TASK GOAL
Reprint all records below exactly. No images.
######
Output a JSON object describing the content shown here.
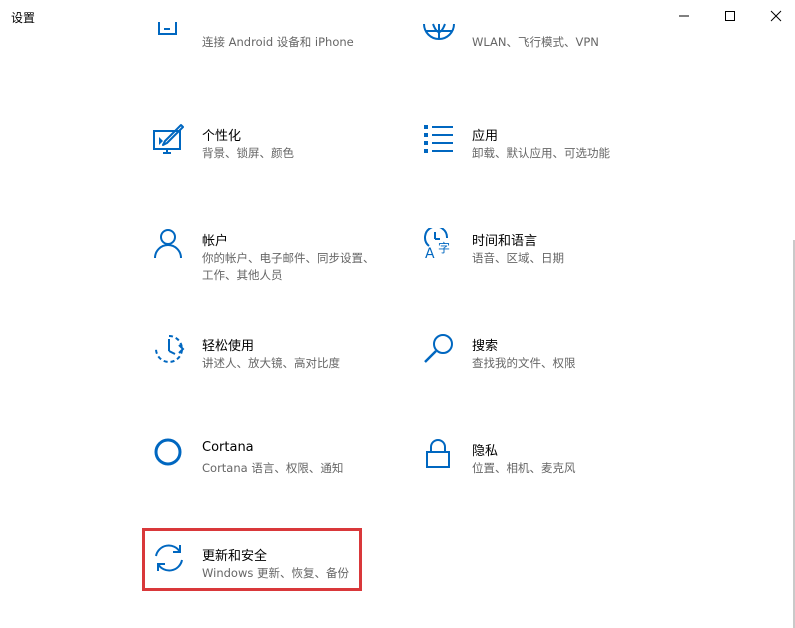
{
  "window": {
    "title": "设置",
    "controls": {
      "minimize": "minimize-icon",
      "maximize": "maximize-icon",
      "close": "close-icon"
    }
  },
  "accent": "#0067c0",
  "tiles": [
    {
      "icon": "phone-icon",
      "name": "",
      "desc": "连接 Android 设备和 iPhone"
    },
    {
      "icon": "globe-icon",
      "name": "",
      "desc": "WLAN、飞行模式、VPN"
    },
    {
      "icon": "personalization-icon",
      "name": "个性化",
      "desc": "背景、锁屏、颜色"
    },
    {
      "icon": "apps-list-icon",
      "name": "应用",
      "desc": "卸载、默认应用、可选功能"
    },
    {
      "icon": "person-icon",
      "name": "帐户",
      "desc": "你的帐户、电子邮件、同步设置、工作、其他人员"
    },
    {
      "icon": "time-language-icon",
      "name": "时间和语言",
      "desc": "语音、区域、日期"
    },
    {
      "icon": "ease-of-access-icon",
      "name": "轻松使用",
      "desc": "讲述人、放大镜、高对比度"
    },
    {
      "icon": "search-icon",
      "name": "搜索",
      "desc": "查找我的文件、权限"
    },
    {
      "icon": "cortana-icon",
      "name": "Cortana",
      "desc": "Cortana 语言、权限、通知"
    },
    {
      "icon": "lock-icon",
      "name": "隐私",
      "desc": "位置、相机、麦克风"
    },
    {
      "icon": "update-icon",
      "name": "更新和安全",
      "desc": "Windows 更新、恢复、备份"
    }
  ]
}
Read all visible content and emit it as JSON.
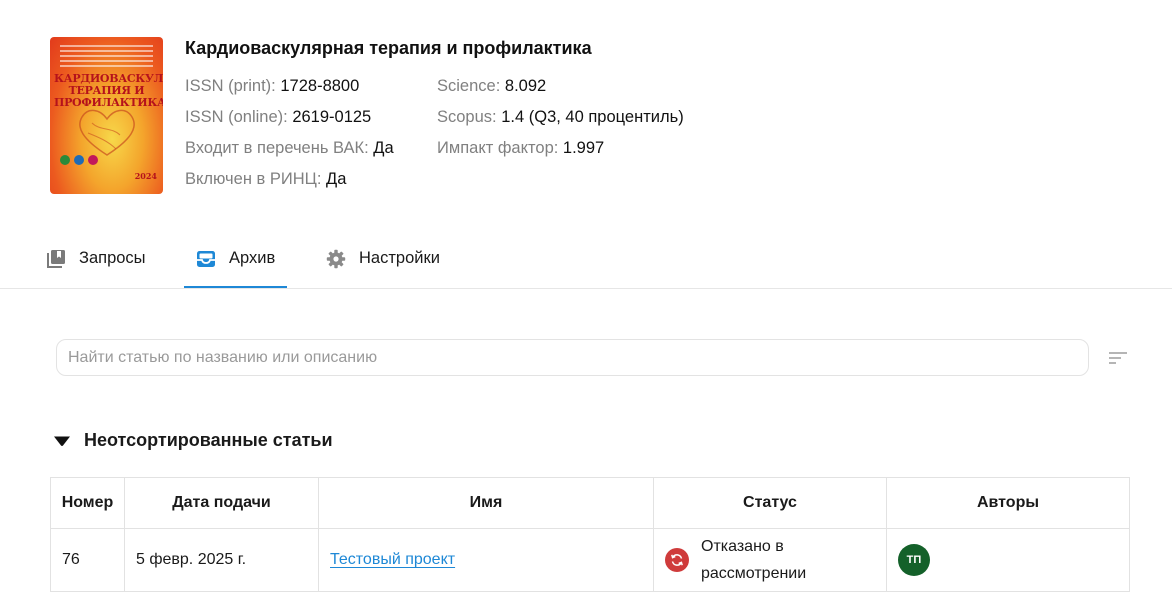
{
  "journal": {
    "title": "Кардиоваскулярная терапия и профилактика",
    "cover": {
      "title_line1": "КАРДИОВАСКУЛЯРНАЯ",
      "title_line2": "ТЕРАПИЯ И ПРОФИЛАКТИКА",
      "year": "2024"
    },
    "meta": [
      {
        "key": "ISSN (print):",
        "value": "1728-8800"
      },
      {
        "key": "ISSN (online):",
        "value": "2619-0125"
      },
      {
        "key": "Входит в перечень ВАК:",
        "value": "Да"
      },
      {
        "key": "Включен в РИНЦ:",
        "value": "Да"
      },
      {
        "key": "Science:",
        "value": "8.092"
      },
      {
        "key": "Scopus:",
        "value": "1.4 (Q3, 40 процентиль)"
      },
      {
        "key": "Импакт фактор:",
        "value": "1.997"
      }
    ]
  },
  "tabs": [
    {
      "label": "Запросы",
      "icon": "requests-icon"
    },
    {
      "label": "Архив",
      "icon": "archive-icon",
      "active": true
    },
    {
      "label": "Настройки",
      "icon": "gear-icon"
    }
  ],
  "search": {
    "placeholder": "Найти статью по названию или описанию",
    "value": ""
  },
  "group": {
    "title": "Неотсортированные статьи",
    "expanded": true
  },
  "table": {
    "headers": [
      "Номер",
      "Дата подачи",
      "Имя",
      "Статус",
      "Авторы"
    ],
    "rows": [
      {
        "number": "76",
        "date": "5 февр. 2025 г.",
        "name": "Тестовый проект",
        "status": "Отказано в рассмотрении",
        "status_color": "#cf3b3b",
        "author_initials": "ТП",
        "author_color": "#14612a"
      }
    ]
  },
  "colors": {
    "accent": "#1e88d6"
  }
}
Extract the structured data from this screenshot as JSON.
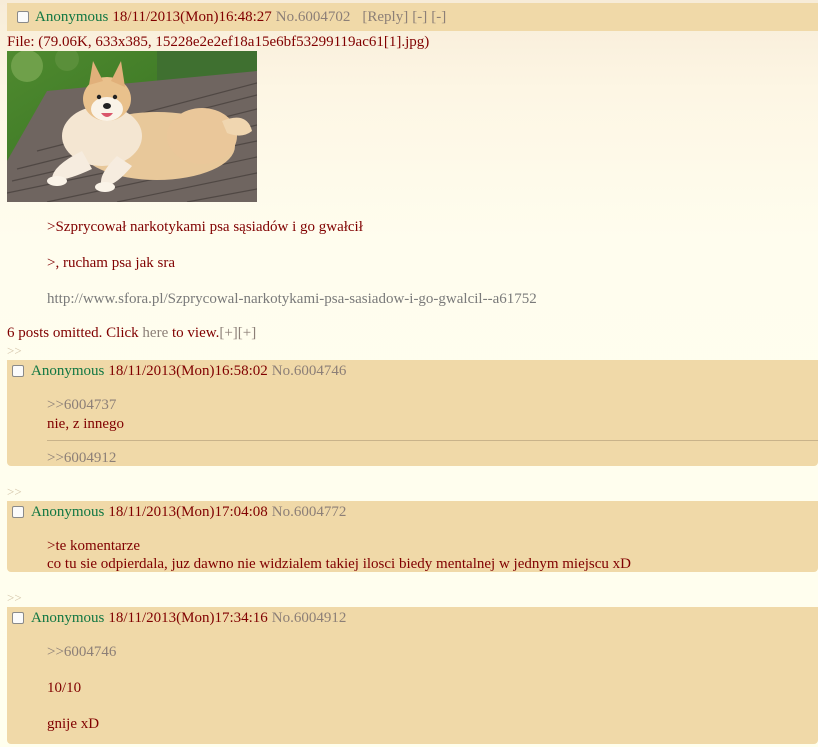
{
  "op": {
    "name": "Anonymous",
    "datetime": "18/11/2013(Mon)16:48:27",
    "post_no": "No.6004702",
    "reply_link": "[Reply]",
    "hide_link": "[-]",
    "collapse_link": "[-]",
    "file_info": "File: (79.06K, 633x385, 15228e2e2ef18a15e6bf53299119ac61[1].jpg)",
    "lines": [
      ">Szprycował narkotykami psa sąsiadów i go gwałcił",
      ">, rucham psa jak sra",
      "http://www.sfora.pl/Szprycowal-narkotykami-psa-sasiadow-i-go-gwalcil--a61752"
    ]
  },
  "omitted": {
    "text_before": "6 posts omitted. Click ",
    "here": "here",
    "text_after": " to view.",
    "expand1": "[+]",
    "expand2": "[+]"
  },
  "reply_marker": ">>",
  "replies": [
    {
      "name": "Anonymous",
      "datetime": "18/11/2013(Mon)16:58:02",
      "post_no": "No.6004746",
      "lines": [
        ">>6004737",
        "nie, z innego"
      ],
      "backlink": ">>6004912"
    },
    {
      "name": "Anonymous",
      "datetime": "18/11/2013(Mon)17:04:08",
      "post_no": "No.6004772",
      "lines": [
        ">te komentarze",
        "co tu sie odpierdala, juz dawno nie widzialem takiej ilosci biedy mentalnej w jednym miejscu xD"
      ]
    },
    {
      "name": "Anonymous",
      "datetime": "18/11/2013(Mon)17:34:16",
      "post_no": "No.6004912",
      "lines": [
        ">>6004746",
        "10/10",
        "gnije xD"
      ]
    }
  ],
  "colors": {
    "post_bg": "#f0d9a8",
    "name": "#117743",
    "text": "#800000",
    "muted": "#8c7f77"
  }
}
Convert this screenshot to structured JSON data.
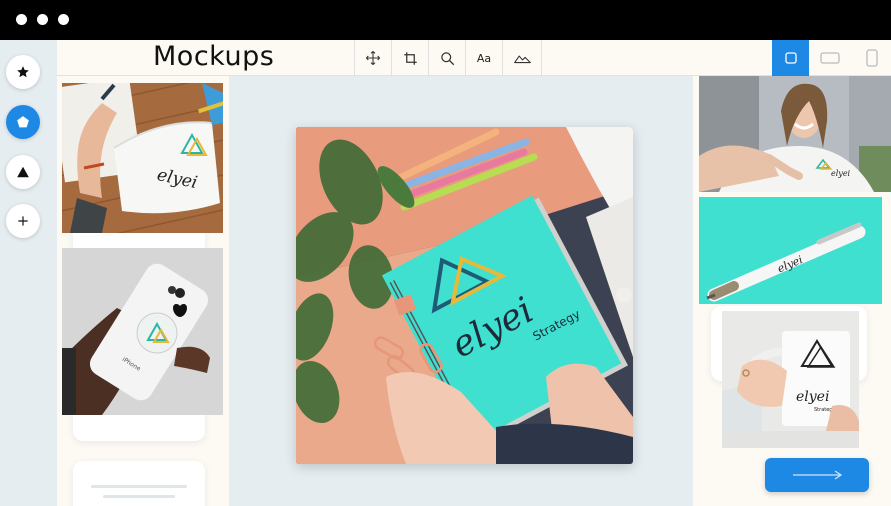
{
  "app": {
    "title": "Mockups"
  },
  "toolbar": {
    "tools": [
      "move-icon",
      "crop-icon",
      "search-icon",
      "text-icon",
      "landscape-icon"
    ],
    "text_tool_label": "Aa"
  },
  "brand": {
    "name": "elyei",
    "tagline": "Strategy",
    "phone_label": "iPhone"
  },
  "colors": {
    "accent": "#1e88e5",
    "mint": "#3fe0cf",
    "titlebar": "#000000",
    "canvas": "#e5edf1"
  }
}
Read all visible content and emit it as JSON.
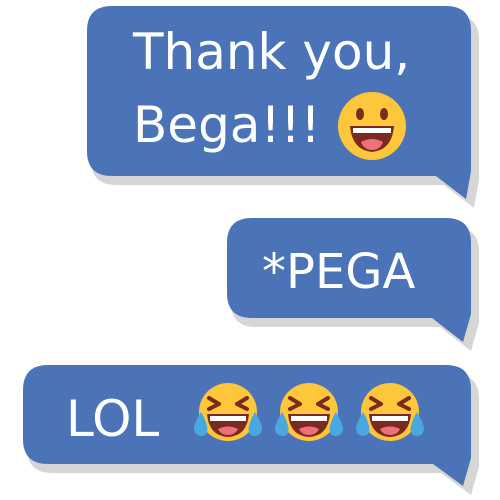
{
  "colors": {
    "bubble_fill": "#4a73b8",
    "bubble_shadow": "#d6d6d6",
    "text": "#ffffff",
    "emoji_face": "#fec63a",
    "emoji_mouth": "#7a2b1e",
    "emoji_tongue": "#f0707a",
    "emoji_tear": "#4aa8e0"
  },
  "messages": [
    {
      "lines": [
        "Thank you,",
        "Bega!!!"
      ],
      "emojis": [
        "grinning-face-emoji"
      ]
    },
    {
      "lines": [
        "*PEGA"
      ],
      "emojis": []
    },
    {
      "lines": [
        "LOL"
      ],
      "emojis": [
        "tears-of-joy-emoji",
        "tears-of-joy-emoji",
        "tears-of-joy-emoji"
      ]
    }
  ]
}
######
ANSWER FOR THIS EXERCISE
Output a JSON object describing the content shown here.
{
  "window": {
    "title": "设置",
    "controls": {
      "minimize": "minimize-icon",
      "maximize": "maximize-icon",
      "close": "close-icon"
    }
  },
  "accent": "#0067c0",
  "tiles": [
    {
      "icon": "phone-icon",
      "name": "",
      "desc": "连接 Android 设备和 iPhone"
    },
    {
      "icon": "globe-icon",
      "name": "",
      "desc": "WLAN、飞行模式、VPN"
    },
    {
      "icon": "personalization-icon",
      "name": "个性化",
      "desc": "背景、锁屏、颜色"
    },
    {
      "icon": "apps-list-icon",
      "name": "应用",
      "desc": "卸载、默认应用、可选功能"
    },
    {
      "icon": "person-icon",
      "name": "帐户",
      "desc": "你的帐户、电子邮件、同步设置、工作、其他人员"
    },
    {
      "icon": "time-language-icon",
      "name": "时间和语言",
      "desc": "语音、区域、日期"
    },
    {
      "icon": "ease-of-access-icon",
      "name": "轻松使用",
      "desc": "讲述人、放大镜、高对比度"
    },
    {
      "icon": "search-icon",
      "name": "搜索",
      "desc": "查找我的文件、权限"
    },
    {
      "icon": "cortana-icon",
      "name": "Cortana",
      "desc": "Cortana 语言、权限、通知"
    },
    {
      "icon": "lock-icon",
      "name": "隐私",
      "desc": "位置、相机、麦克风"
    },
    {
      "icon": "update-icon",
      "name": "更新和安全",
      "desc": "Windows 更新、恢复、备份"
    }
  ]
}
Read all visible content and emit it as JSON.
{
  "journal": {
    "title": "Кардиоваскулярная терапия и профилактика",
    "cover": {
      "title_line1": "КАРДИОВАСКУЛЯРНАЯ",
      "title_line2": "ТЕРАПИЯ И ПРОФИЛАКТИКА",
      "year": "2024"
    },
    "meta": [
      {
        "key": "ISSN (print):",
        "value": "1728-8800"
      },
      {
        "key": "ISSN (online):",
        "value": "2619-0125"
      },
      {
        "key": "Входит в перечень ВАК:",
        "value": "Да"
      },
      {
        "key": "Включен в РИНЦ:",
        "value": "Да"
      },
      {
        "key": "Science:",
        "value": "8.092"
      },
      {
        "key": "Scopus:",
        "value": "1.4 (Q3, 40 процентиль)"
      },
      {
        "key": "Импакт фактор:",
        "value": "1.997"
      }
    ]
  },
  "tabs": [
    {
      "label": "Запросы",
      "icon": "requests-icon"
    },
    {
      "label": "Архив",
      "icon": "archive-icon",
      "active": true
    },
    {
      "label": "Настройки",
      "icon": "gear-icon"
    }
  ],
  "search": {
    "placeholder": "Найти статью по названию или описанию",
    "value": ""
  },
  "group": {
    "title": "Неотсортированные статьи",
    "expanded": true
  },
  "table": {
    "headers": [
      "Номер",
      "Дата подачи",
      "Имя",
      "Статус",
      "Авторы"
    ],
    "rows": [
      {
        "number": "76",
        "date": "5 февр. 2025 г.",
        "name": "Тестовый проект",
        "status": "Отказано в рассмотрении",
        "status_color": "#cf3b3b",
        "author_initials": "ТП",
        "author_color": "#14612a"
      }
    ]
  },
  "colors": {
    "accent": "#1e88d6"
  }
}
Extract the structured data from this screenshot as JSON.
{
  "op": {
    "name": "Anonymous",
    "datetime": "18/11/2013(Mon)16:48:27",
    "post_no": "No.6004702",
    "reply_link": "[Reply]",
    "hide_link": "[-]",
    "collapse_link": "[-]",
    "file_info": "File: (79.06K, 633x385, 15228e2e2ef18a15e6bf53299119ac61[1].jpg)",
    "lines": [
      ">Szprycował narkotykami psa sąsiadów i go gwałcił",
      ">, rucham psa jak sra",
      "http://www.sfora.pl/Szprycowal-narkotykami-psa-sasiadow-i-go-gwalcil--a61752"
    ]
  },
  "omitted": {
    "text_before": "6 posts omitted. Click ",
    "here": "here",
    "text_after": " to view.",
    "expand1": "[+]",
    "expand2": "[+]"
  },
  "reply_marker": ">>",
  "replies": [
    {
      "name": "Anonymous",
      "datetime": "18/11/2013(Mon)16:58:02",
      "post_no": "No.6004746",
      "lines": [
        ">>6004737",
        "nie, z innego"
      ],
      "backlink": ">>6004912"
    },
    {
      "name": "Anonymous",
      "datetime": "18/11/2013(Mon)17:04:08",
      "post_no": "No.6004772",
      "lines": [
        ">te komentarze",
        "co tu sie odpierdala, juz dawno nie widzialem takiej ilosci biedy mentalnej w jednym miejscu xD"
      ]
    },
    {
      "name": "Anonymous",
      "datetime": "18/11/2013(Mon)17:34:16",
      "post_no": "No.6004912",
      "lines": [
        ">>6004746",
        "10/10",
        "gnije xD"
      ]
    }
  ],
  "colors": {
    "post_bg": "#f0d9a8",
    "name": "#117743",
    "text": "#800000",
    "muted": "#8c7f77"
  }
}
Convert this screenshot to structured JSON data.
{
  "app": {
    "title": "Mockups"
  },
  "toolbar": {
    "tools": [
      "move-icon",
      "crop-icon",
      "search-icon",
      "text-icon",
      "landscape-icon"
    ],
    "text_tool_label": "Aa"
  },
  "brand": {
    "name": "elyei",
    "tagline": "Strategy",
    "phone_label": "iPhone"
  },
  "colors": {
    "accent": "#1e88e5",
    "mint": "#3fe0cf",
    "titlebar": "#000000",
    "canvas": "#e5edf1"
  }
}
Read all visible content and emit it as JSON.
{
  "colors": {
    "bubble_fill": "#4a73b8",
    "bubble_shadow": "#d6d6d6",
    "text": "#ffffff",
    "emoji_face": "#fec63a",
    "emoji_mouth": "#7a2b1e",
    "emoji_tongue": "#f0707a",
    "emoji_tear": "#4aa8e0"
  },
  "messages": [
    {
      "lines": [
        "Thank you,",
        "Bega!!!"
      ],
      "emojis": [
        "grinning-face-emoji"
      ]
    },
    {
      "lines": [
        "*PEGA"
      ],
      "emojis": []
    },
    {
      "lines": [
        "LOL"
      ],
      "emojis": [
        "tears-of-joy-emoji",
        "tears-of-joy-emoji",
        "tears-of-joy-emoji"
      ]
    }
  ]
}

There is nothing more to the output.